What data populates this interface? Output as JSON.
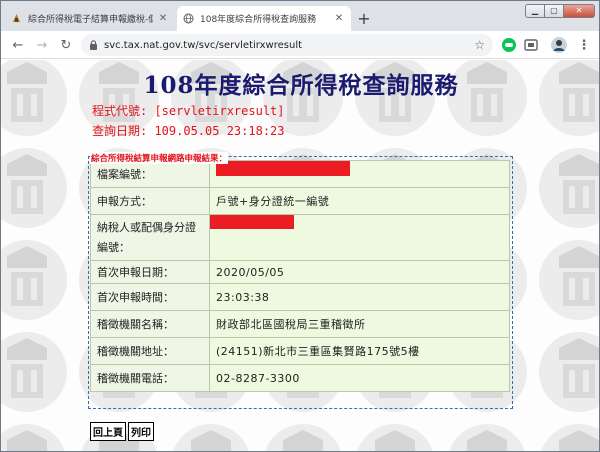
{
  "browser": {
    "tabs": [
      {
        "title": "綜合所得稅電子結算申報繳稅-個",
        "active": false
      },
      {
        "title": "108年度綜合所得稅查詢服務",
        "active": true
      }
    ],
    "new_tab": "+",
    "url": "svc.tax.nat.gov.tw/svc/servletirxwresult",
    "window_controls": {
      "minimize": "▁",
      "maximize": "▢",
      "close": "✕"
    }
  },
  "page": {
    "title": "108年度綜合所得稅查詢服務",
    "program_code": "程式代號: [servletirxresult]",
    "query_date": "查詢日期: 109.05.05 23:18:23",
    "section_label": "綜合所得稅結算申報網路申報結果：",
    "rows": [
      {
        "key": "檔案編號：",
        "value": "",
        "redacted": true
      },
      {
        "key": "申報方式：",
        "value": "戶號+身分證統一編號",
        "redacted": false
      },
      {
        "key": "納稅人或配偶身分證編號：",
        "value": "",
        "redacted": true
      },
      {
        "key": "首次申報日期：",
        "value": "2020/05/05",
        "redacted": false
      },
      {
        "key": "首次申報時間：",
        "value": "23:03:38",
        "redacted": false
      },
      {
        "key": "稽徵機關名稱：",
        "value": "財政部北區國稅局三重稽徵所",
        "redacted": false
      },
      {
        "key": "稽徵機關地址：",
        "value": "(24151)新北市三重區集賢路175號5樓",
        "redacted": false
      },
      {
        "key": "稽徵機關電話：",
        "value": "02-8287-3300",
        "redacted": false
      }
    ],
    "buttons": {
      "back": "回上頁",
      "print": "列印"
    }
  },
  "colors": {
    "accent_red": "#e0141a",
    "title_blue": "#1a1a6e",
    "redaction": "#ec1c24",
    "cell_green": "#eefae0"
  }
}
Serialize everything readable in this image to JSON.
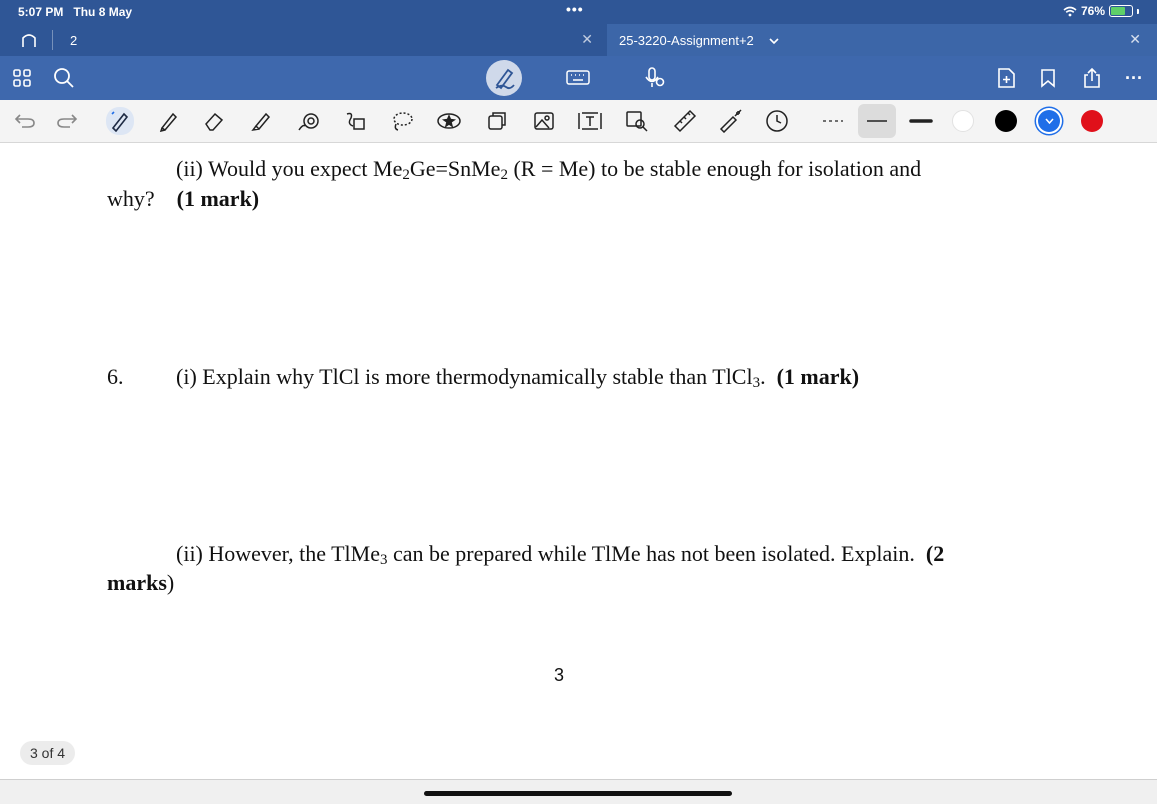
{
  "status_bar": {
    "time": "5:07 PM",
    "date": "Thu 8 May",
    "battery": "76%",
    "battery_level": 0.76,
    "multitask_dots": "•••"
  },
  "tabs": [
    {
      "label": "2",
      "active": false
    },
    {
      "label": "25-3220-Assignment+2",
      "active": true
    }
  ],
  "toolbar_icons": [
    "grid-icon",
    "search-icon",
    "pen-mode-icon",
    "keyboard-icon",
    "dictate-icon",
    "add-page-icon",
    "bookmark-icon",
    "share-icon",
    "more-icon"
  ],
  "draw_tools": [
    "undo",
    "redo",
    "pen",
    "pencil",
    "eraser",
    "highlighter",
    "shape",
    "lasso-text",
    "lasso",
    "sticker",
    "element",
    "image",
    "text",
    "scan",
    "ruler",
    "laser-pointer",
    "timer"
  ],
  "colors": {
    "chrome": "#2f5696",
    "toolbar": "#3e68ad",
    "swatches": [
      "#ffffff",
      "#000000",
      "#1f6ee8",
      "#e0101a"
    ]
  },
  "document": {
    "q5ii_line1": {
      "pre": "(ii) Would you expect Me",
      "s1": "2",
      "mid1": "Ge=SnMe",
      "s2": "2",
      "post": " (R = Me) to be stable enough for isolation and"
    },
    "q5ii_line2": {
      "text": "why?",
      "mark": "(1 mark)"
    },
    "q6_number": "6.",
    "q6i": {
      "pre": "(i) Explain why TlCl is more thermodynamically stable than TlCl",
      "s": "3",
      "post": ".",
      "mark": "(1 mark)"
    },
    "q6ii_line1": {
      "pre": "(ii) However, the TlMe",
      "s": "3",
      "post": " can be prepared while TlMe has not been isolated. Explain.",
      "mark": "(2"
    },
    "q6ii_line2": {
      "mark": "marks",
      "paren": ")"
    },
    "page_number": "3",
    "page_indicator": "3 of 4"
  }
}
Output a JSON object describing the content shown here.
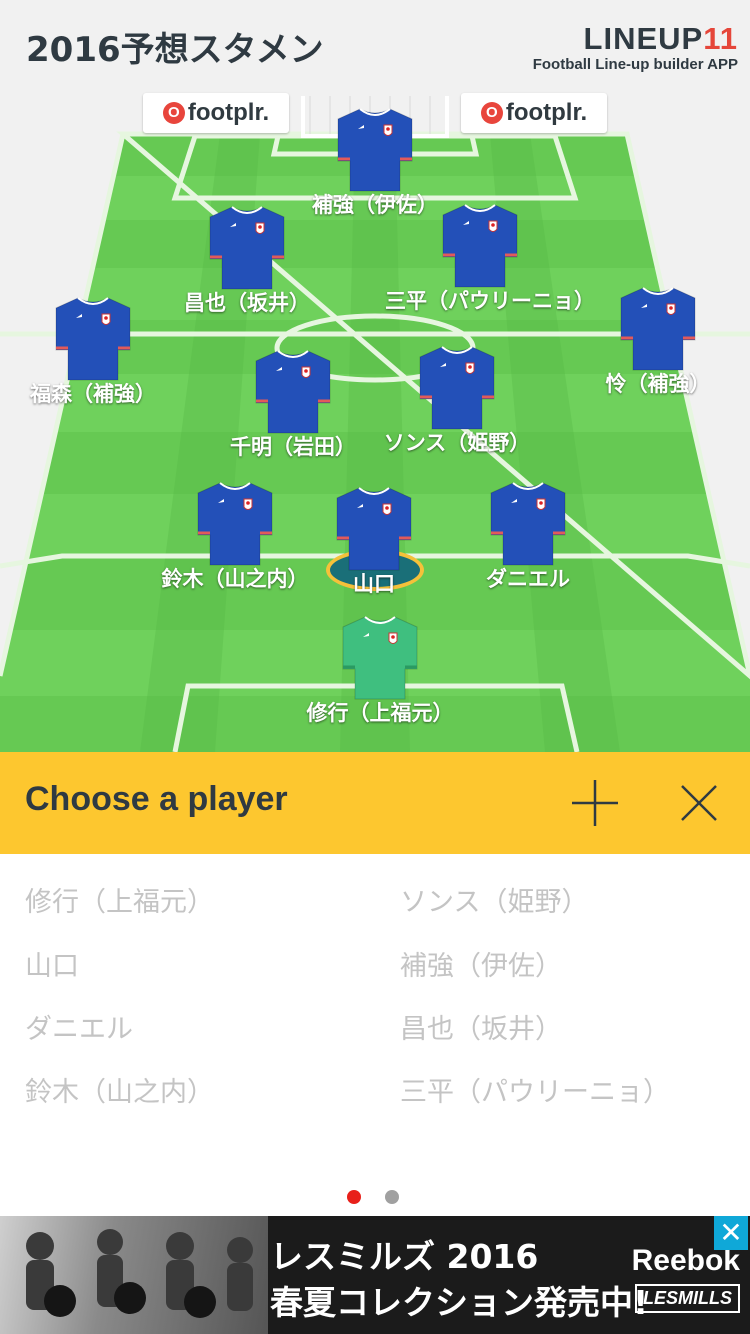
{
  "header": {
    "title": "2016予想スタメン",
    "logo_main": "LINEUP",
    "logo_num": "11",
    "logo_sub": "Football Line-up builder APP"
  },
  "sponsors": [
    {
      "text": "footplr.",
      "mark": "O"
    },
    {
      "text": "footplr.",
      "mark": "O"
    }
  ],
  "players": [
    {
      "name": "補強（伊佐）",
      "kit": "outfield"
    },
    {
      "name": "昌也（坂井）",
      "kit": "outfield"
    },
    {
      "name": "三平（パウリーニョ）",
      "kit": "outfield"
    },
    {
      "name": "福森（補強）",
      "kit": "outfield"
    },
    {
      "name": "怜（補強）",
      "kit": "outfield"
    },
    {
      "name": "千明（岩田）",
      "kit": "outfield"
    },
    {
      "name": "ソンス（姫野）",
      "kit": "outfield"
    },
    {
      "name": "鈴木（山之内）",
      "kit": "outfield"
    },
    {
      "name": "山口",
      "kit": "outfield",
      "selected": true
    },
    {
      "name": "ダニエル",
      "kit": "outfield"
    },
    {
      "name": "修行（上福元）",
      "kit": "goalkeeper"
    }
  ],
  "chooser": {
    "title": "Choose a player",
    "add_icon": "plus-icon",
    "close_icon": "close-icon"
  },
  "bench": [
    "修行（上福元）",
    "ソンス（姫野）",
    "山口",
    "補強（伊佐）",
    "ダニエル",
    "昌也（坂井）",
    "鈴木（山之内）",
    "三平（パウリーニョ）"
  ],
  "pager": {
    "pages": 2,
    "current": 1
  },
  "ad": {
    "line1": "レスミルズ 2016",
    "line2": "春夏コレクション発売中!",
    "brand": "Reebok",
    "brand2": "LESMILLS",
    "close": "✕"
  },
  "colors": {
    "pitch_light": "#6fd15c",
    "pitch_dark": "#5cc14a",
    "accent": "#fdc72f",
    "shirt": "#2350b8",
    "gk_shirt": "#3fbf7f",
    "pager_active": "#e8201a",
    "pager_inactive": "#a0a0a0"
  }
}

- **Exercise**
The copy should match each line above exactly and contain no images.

- **Answer to this problem**
What data populates this interface? Output as JSON.
{
  "browser": {
    "tabs": [
      {
        "title": "綜合所得稅電子結算申報繳稅-個",
        "active": false
      },
      {
        "title": "108年度綜合所得稅查詢服務",
        "active": true
      }
    ],
    "new_tab": "+",
    "url": "svc.tax.nat.gov.tw/svc/servletirxwresult",
    "window_controls": {
      "minimize": "▁",
      "maximize": "▢",
      "close": "✕"
    }
  },
  "page": {
    "title": "108年度綜合所得稅查詢服務",
    "program_code": "程式代號: [servletirxresult]",
    "query_date": "查詢日期: 109.05.05 23:18:23",
    "section_label": "綜合所得稅結算申報網路申報結果：",
    "rows": [
      {
        "key": "檔案編號：",
        "value": "",
        "redacted": true
      },
      {
        "key": "申報方式：",
        "value": "戶號+身分證統一編號",
        "redacted": false
      },
      {
        "key": "納稅人或配偶身分證編號：",
        "value": "",
        "redacted": true
      },
      {
        "key": "首次申報日期：",
        "value": "2020/05/05",
        "redacted": false
      },
      {
        "key": "首次申報時間：",
        "value": "23:03:38",
        "redacted": false
      },
      {
        "key": "稽徵機關名稱：",
        "value": "財政部北區國稅局三重稽徵所",
        "redacted": false
      },
      {
        "key": "稽徵機關地址：",
        "value": "(24151)新北市三重區集賢路175號5樓",
        "redacted": false
      },
      {
        "key": "稽徵機關電話：",
        "value": "02-8287-3300",
        "redacted": false
      }
    ],
    "buttons": {
      "back": "回上頁",
      "print": "列印"
    }
  },
  "colors": {
    "accent_red": "#e0141a",
    "title_blue": "#1a1a6e",
    "redaction": "#ec1c24",
    "cell_green": "#eefae0"
  }
}
Serialize everything readable in this image to JSON.
{
  "status_bar": {
    "time": "5:07 PM",
    "date": "Thu 8 May",
    "battery": "76%",
    "battery_level": 0.76,
    "multitask_dots": "•••"
  },
  "tabs": [
    {
      "label": "2",
      "active": false
    },
    {
      "label": "25-3220-Assignment+2",
      "active": true
    }
  ],
  "toolbar_icons": [
    "grid-icon",
    "search-icon",
    "pen-mode-icon",
    "keyboard-icon",
    "dictate-icon",
    "add-page-icon",
    "bookmark-icon",
    "share-icon",
    "more-icon"
  ],
  "draw_tools": [
    "undo",
    "redo",
    "pen",
    "pencil",
    "eraser",
    "highlighter",
    "shape",
    "lasso-text",
    "lasso",
    "sticker",
    "element",
    "image",
    "text",
    "scan",
    "ruler",
    "laser-pointer",
    "timer"
  ],
  "colors": {
    "chrome": "#2f5696",
    "toolbar": "#3e68ad",
    "swatches": [
      "#ffffff",
      "#000000",
      "#1f6ee8",
      "#e0101a"
    ]
  },
  "document": {
    "q5ii_line1": {
      "pre": "(ii) Would you expect Me",
      "s1": "2",
      "mid1": "Ge=SnMe",
      "s2": "2",
      "post": " (R = Me) to be stable enough for isolation and"
    },
    "q5ii_line2": {
      "text": "why?",
      "mark": "(1 mark)"
    },
    "q6_number": "6.",
    "q6i": {
      "pre": "(i) Explain why TlCl is more thermodynamically stable than TlCl",
      "s": "3",
      "post": ".",
      "mark": "(1 mark)"
    },
    "q6ii_line1": {
      "pre": "(ii) However, the TlMe",
      "s": "3",
      "post": " can be prepared while TlMe has not been isolated. Explain.",
      "mark": "(2"
    },
    "q6ii_line2": {
      "mark": "marks",
      "paren": ")"
    },
    "page_number": "3",
    "page_indicator": "3 of 4"
  }
}
Output a JSON object describing the content shown here.
{
  "header": {
    "title": "2016予想スタメン",
    "logo_main": "LINEUP",
    "logo_num": "11",
    "logo_sub": "Football Line-up builder APP"
  },
  "sponsors": [
    {
      "text": "footplr.",
      "mark": "O"
    },
    {
      "text": "footplr.",
      "mark": "O"
    }
  ],
  "players": [
    {
      "name": "補強（伊佐）",
      "kit": "outfield"
    },
    {
      "name": "昌也（坂井）",
      "kit": "outfield"
    },
    {
      "name": "三平（パウリーニョ）",
      "kit": "outfield"
    },
    {
      "name": "福森（補強）",
      "kit": "outfield"
    },
    {
      "name": "怜（補強）",
      "kit": "outfield"
    },
    {
      "name": "千明（岩田）",
      "kit": "outfield"
    },
    {
      "name": "ソンス（姫野）",
      "kit": "outfield"
    },
    {
      "name": "鈴木（山之内）",
      "kit": "outfield"
    },
    {
      "name": "山口",
      "kit": "outfield",
      "selected": true
    },
    {
      "name": "ダニエル",
      "kit": "outfield"
    },
    {
      "name": "修行（上福元）",
      "kit": "goalkeeper"
    }
  ],
  "chooser": {
    "title": "Choose a player",
    "add_icon": "plus-icon",
    "close_icon": "close-icon"
  },
  "bench": [
    "修行（上福元）",
    "ソンス（姫野）",
    "山口",
    "補強（伊佐）",
    "ダニエル",
    "昌也（坂井）",
    "鈴木（山之内）",
    "三平（パウリーニョ）"
  ],
  "pager": {
    "pages": 2,
    "current": 1
  },
  "ad": {
    "line1": "レスミルズ 2016",
    "line2": "春夏コレクション発売中!",
    "brand": "Reebok",
    "brand2": "LESMILLS",
    "close": "✕"
  },
  "colors": {
    "pitch_light": "#6fd15c",
    "pitch_dark": "#5cc14a",
    "accent": "#fdc72f",
    "shirt": "#2350b8",
    "gk_shirt": "#3fbf7f",
    "pager_active": "#e8201a",
    "pager_inactive": "#a0a0a0"
  }
}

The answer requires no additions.